Now don’t get me wrong, I’m not suggesting for a minute that the only way to get taken seriously as is to open an LA office, but it does seem like a permanent battle sometimes to prove yourself before people trust you can deliver whatever a London agency can.
I’m hoping that this is going to change; it certainly feels like it is. We’ve recently been approached by employees of several major London agencies, who are interested in leaving the large accounts of the more traditional outfits in the capital for the dynamism of a younger organisation, with more bespoke projects. This has bought with it the challenge of addressing the ‘London salary bracket difference’, but Business Link in the West Midlands, who has given us extensive business advice and guidance over the last three years, has once again been instrumental in assisting with the negotiation stages.
I think what’s been evident with our move to the ‘States’ is the lack of discrimination that we’ve come across from being a Birmingham agency – in fact, UK design is adored in the US. The reason there’s not more investment in the sector from our cousins across the Atlantic is that they really need people based out there before you can build up relationships with their clients.
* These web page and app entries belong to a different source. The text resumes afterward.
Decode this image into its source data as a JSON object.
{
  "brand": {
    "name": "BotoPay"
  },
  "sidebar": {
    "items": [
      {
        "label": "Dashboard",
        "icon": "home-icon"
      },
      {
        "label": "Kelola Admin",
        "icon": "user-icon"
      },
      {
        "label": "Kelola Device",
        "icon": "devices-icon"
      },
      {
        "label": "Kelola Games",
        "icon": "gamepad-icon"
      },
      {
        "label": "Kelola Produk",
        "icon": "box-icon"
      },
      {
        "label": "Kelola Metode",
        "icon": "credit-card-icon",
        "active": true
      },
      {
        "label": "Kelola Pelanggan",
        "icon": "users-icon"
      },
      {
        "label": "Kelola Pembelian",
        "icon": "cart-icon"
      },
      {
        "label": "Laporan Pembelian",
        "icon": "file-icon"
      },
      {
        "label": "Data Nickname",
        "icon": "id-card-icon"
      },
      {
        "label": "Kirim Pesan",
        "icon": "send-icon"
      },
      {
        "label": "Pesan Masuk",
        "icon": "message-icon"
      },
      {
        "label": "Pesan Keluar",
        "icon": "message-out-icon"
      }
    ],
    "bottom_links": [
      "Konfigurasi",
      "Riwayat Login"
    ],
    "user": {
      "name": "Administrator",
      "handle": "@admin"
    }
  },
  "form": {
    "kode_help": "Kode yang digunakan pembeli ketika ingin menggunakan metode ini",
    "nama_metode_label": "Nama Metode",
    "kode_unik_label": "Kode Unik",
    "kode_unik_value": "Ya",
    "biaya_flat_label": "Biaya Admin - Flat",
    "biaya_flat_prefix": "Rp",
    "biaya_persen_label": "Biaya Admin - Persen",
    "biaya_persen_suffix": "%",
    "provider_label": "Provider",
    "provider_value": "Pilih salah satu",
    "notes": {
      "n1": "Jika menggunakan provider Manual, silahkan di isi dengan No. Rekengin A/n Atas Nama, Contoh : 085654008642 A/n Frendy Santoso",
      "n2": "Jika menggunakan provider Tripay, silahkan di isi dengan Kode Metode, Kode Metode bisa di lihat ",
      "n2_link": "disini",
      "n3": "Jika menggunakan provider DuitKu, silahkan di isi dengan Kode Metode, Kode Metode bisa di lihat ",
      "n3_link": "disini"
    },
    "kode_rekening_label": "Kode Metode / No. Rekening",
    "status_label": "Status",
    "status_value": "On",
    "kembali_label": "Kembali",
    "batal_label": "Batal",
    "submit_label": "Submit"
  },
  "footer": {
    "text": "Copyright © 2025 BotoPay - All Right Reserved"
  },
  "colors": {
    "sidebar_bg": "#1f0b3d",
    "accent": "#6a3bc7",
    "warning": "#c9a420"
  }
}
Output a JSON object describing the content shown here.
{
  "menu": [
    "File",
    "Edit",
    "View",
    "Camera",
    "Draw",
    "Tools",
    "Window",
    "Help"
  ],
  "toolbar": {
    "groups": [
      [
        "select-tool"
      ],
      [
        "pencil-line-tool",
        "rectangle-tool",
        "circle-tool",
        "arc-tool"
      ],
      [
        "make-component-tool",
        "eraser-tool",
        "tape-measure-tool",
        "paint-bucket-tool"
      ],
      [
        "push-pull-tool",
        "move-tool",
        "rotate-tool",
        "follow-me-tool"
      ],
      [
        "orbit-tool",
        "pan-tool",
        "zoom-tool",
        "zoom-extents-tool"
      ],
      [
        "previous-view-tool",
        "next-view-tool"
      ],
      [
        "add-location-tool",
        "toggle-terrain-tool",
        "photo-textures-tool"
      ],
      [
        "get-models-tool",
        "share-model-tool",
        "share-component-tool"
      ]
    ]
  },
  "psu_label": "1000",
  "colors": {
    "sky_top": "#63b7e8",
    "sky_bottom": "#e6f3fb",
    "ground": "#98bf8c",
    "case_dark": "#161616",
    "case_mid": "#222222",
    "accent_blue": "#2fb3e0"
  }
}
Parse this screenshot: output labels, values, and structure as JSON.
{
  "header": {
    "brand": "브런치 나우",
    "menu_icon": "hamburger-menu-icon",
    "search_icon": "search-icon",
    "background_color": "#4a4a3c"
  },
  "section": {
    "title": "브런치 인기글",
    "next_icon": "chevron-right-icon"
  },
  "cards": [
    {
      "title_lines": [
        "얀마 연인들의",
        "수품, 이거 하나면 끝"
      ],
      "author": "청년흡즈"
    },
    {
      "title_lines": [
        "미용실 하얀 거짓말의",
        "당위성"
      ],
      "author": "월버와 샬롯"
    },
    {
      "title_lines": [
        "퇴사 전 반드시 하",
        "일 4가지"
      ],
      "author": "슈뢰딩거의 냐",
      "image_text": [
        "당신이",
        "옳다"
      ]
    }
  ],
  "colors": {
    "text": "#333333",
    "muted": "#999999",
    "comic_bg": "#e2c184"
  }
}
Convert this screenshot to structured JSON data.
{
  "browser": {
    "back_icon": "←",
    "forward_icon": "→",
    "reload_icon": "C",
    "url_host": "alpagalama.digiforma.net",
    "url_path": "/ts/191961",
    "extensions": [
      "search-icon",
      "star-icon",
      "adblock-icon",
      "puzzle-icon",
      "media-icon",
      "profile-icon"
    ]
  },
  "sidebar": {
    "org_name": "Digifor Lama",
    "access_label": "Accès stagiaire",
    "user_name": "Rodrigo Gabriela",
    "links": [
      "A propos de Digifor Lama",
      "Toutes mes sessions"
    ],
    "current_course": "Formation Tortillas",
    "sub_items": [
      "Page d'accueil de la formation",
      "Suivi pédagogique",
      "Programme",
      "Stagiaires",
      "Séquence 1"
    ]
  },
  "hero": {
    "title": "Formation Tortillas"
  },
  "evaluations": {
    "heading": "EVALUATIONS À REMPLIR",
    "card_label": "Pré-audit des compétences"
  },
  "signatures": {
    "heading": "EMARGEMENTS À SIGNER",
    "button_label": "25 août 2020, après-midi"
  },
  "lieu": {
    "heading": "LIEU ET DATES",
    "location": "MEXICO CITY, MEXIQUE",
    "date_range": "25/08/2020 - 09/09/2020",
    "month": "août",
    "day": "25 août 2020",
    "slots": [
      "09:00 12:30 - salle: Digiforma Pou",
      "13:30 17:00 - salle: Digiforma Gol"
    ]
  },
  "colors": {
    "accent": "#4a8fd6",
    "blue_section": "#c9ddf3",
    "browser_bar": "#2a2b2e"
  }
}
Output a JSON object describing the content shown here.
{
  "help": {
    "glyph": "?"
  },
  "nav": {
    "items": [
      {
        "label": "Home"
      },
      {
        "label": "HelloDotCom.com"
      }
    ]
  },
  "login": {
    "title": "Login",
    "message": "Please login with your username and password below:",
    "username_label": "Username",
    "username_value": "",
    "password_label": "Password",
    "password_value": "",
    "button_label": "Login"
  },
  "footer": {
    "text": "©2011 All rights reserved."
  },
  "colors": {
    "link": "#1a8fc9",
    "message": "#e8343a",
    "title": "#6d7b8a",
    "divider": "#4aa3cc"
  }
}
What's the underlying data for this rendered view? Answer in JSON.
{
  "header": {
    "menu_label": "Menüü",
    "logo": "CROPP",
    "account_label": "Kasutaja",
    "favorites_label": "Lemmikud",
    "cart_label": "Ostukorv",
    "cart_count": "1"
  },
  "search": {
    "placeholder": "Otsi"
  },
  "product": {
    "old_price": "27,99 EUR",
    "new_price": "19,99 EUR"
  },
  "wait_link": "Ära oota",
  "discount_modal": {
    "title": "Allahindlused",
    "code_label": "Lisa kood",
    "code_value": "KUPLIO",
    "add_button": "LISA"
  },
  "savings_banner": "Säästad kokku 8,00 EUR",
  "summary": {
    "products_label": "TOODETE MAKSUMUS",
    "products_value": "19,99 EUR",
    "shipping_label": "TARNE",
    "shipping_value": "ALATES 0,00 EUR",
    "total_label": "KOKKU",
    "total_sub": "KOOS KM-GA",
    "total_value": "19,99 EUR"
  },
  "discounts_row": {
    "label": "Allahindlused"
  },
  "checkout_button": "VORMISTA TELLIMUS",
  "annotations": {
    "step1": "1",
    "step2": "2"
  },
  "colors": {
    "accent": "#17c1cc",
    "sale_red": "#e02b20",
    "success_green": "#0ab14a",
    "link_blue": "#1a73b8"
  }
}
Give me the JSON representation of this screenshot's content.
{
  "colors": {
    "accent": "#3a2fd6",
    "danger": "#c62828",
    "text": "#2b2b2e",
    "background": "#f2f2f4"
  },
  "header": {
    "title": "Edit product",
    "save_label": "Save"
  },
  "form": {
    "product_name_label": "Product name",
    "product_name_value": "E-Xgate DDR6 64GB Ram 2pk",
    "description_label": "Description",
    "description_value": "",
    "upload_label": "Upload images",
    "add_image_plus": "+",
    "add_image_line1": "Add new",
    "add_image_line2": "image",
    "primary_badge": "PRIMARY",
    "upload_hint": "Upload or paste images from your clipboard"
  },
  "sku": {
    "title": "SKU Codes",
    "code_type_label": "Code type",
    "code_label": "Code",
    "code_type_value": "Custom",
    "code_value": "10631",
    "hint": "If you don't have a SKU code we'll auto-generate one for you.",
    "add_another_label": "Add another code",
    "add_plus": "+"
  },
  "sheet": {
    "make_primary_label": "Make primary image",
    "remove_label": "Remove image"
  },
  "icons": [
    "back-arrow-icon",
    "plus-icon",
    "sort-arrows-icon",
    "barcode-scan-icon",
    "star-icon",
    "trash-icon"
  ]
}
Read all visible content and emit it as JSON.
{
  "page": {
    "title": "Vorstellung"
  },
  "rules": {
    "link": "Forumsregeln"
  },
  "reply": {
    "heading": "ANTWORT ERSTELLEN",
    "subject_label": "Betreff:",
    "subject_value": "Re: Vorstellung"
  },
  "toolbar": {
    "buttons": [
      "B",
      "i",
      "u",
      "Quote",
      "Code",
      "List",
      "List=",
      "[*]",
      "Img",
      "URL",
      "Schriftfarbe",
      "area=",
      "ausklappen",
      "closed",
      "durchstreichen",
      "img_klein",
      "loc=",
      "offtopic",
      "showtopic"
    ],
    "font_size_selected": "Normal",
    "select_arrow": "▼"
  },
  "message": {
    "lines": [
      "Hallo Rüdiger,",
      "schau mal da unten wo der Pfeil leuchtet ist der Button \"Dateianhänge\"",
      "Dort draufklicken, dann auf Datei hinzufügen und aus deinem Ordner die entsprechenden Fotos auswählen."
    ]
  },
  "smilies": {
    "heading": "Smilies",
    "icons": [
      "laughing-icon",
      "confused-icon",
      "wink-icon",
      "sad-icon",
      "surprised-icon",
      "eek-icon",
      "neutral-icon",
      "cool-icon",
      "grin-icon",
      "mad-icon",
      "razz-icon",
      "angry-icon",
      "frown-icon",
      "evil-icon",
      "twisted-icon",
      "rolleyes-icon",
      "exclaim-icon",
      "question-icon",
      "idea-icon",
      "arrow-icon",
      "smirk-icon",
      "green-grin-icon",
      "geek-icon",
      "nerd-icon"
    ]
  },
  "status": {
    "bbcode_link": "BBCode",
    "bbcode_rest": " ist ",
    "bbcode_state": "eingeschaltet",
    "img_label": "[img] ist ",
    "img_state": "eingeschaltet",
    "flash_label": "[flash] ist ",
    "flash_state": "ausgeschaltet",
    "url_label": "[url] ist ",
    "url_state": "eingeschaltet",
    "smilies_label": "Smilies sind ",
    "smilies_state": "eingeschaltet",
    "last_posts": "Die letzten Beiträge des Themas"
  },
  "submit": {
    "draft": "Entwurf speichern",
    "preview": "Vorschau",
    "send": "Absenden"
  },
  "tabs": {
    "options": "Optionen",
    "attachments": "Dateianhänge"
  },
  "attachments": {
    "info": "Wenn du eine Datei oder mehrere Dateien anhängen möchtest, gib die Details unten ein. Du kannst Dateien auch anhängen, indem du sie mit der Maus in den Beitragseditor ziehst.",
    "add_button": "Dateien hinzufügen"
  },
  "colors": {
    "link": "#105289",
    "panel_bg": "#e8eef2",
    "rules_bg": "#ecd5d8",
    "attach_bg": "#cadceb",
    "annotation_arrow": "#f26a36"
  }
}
Despite the fact that 90% of production still gets done in Birmingham, we really didn’t secure a single contract until we’d sorted a physical US address – since that point it has poured in. There have been some challenges that we’ve faced and overcome, such as bank accounts and visas, but now we are settled in its very much business as usual.
We’ve found that as long as you have new business, and a client facing account manager present in the US, then almost all the production can be done in the UK despite the time difference. There have even been occasions where the time difference has benefitted us, because we are eight hours ahead it means we have everything done and on their desk for the moment they get in the office.
The strength of our design work has seen us steer a lot of our US clients away from outdated design practices… everything they do is a little safe and about ten years old in industry terms. However, with a little coaxing and some trust, they are more than willing to employ some more progressive design techniques.
The major point at which they differ to the UK is their openness to new technology – although they are not as good on the whole at executing ideas centered on using it. A big ad group out there asked us to produce its own agency website and the idea was for the whole site to be navigable by webcam alone. This is an incredibly brave move for a big corporate agency, but it worked and the site was recently shortlisted for a Cyber Lion at Cannes.